When Cornell decided to focus in on his singing duties, Soundgarden recruited Matt Cameron to fill the drum seat. Later, when Yamamoto left, Jason Everman (who was briefly a member of an early version of Nirvana) filled the spot until current Soundgarden bassist Ben Shepherd showed up.

By 1990, Soundgarden had released four albums: Screaming Life, Fopp, Ultramega OK, and their breakthrough, Louder Than Love. Arguably, Louder was the superior to it's predecessors, but it was the right sound at the right time. Caught up amongst a whirlwind of Seattlemania which originated with Nirvana and soon spread with Pearl Jam and beyond, Louder's immediate successor Badmotorfinger soon spawned a number of hits including "Outshined" and "Jesus Christ Pose."

However, it wasn't until the hype died down when Soundgarden had a chance to react to the intense media exposure. They wondered whether they really triumphed with Superunknown, an album that rose to the top of the charts, because of its own merits.

The negative Seattle hype of course was painfully obvious. Kurt Cobain killed himself earlier that year; long before that, Cornell's one-time room-mate Andrew Wood -- long pegged to be Seattle's first mega-star with his band Mother Love Bone -- was the first fatality of the scene. He died of a heroin OD in 1990.

While record companies flocked to the cities in the early 90's, some long time local veterans were signed to the majors, but a lot of them were ignored. The signed bands were not always ready for the brush with fame they experienced. Some persevered, some broke up.

But Superunknown, with its metallic tinged epics, seemed positively clear-headed, accessible, and most importantly as a common thread in all Soundgarden music, real.

"We haven't embraced any kind of lifestyle other than what we've always had," Cornell explained. "We don't hang out with movie stars and models; we still live in the same city and hang out with our same friends."

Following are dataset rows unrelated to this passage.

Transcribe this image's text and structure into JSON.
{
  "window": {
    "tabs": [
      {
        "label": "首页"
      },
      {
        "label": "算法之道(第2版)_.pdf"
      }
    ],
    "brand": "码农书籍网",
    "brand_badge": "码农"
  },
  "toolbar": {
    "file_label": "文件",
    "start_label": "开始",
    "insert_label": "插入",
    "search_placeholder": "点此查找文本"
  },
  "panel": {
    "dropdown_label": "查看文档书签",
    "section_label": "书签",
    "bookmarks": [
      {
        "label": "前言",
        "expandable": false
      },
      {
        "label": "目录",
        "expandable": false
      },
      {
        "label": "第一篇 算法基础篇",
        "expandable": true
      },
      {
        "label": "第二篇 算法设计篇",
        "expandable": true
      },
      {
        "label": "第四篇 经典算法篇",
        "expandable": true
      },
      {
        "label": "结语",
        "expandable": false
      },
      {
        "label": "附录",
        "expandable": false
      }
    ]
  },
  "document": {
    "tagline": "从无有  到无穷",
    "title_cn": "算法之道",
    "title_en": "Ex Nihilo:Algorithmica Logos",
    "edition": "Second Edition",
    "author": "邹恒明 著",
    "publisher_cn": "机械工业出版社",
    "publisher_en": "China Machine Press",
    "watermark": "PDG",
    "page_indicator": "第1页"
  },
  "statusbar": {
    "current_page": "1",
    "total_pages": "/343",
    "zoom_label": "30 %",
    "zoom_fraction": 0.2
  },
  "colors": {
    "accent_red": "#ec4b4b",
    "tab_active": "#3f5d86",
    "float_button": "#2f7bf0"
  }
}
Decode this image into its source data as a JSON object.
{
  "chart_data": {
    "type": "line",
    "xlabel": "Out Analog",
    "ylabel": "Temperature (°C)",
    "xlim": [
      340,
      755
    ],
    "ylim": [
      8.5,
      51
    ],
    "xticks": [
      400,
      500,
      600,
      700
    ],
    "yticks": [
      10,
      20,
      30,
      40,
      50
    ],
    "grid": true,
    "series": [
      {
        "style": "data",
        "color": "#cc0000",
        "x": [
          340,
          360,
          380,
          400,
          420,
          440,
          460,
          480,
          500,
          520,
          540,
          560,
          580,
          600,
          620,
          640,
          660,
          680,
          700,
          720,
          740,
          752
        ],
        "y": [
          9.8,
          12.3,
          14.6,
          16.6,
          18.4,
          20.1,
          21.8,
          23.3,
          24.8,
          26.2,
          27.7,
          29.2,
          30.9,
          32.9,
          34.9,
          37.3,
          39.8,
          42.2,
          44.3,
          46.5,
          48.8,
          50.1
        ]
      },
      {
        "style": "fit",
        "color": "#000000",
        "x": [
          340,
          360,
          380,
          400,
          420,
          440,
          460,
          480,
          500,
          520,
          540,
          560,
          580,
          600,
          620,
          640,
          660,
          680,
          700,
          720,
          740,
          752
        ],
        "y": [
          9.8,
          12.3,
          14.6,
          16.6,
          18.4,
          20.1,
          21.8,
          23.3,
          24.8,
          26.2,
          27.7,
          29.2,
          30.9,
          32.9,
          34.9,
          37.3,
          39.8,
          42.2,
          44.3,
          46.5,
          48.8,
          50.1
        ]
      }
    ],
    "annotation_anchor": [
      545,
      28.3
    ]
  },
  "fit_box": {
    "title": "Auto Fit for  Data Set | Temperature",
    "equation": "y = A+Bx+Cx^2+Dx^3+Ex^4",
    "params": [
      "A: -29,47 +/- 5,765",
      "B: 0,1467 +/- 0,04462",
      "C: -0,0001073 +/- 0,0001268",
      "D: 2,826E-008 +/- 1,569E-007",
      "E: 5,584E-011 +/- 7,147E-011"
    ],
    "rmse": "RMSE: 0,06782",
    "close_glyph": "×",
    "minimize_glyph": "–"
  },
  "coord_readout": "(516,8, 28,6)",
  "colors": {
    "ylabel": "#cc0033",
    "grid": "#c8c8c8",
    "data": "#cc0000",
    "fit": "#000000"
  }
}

Since the mega-success of "Black Hole Sun," from Superunknown, Soundgarden have been reasonably quiet. Cornell has been spending time with his wife, Soundgarden manager Susan Silver, and his dogs. Thayil's been hanging out, playing music and having a beer or two. Cameron and Shepherd have been pouring their efforts into side projects, like 1993's Hater. But where there's smooth adjustment, there's longevity, and that's something Soundgarden has always known.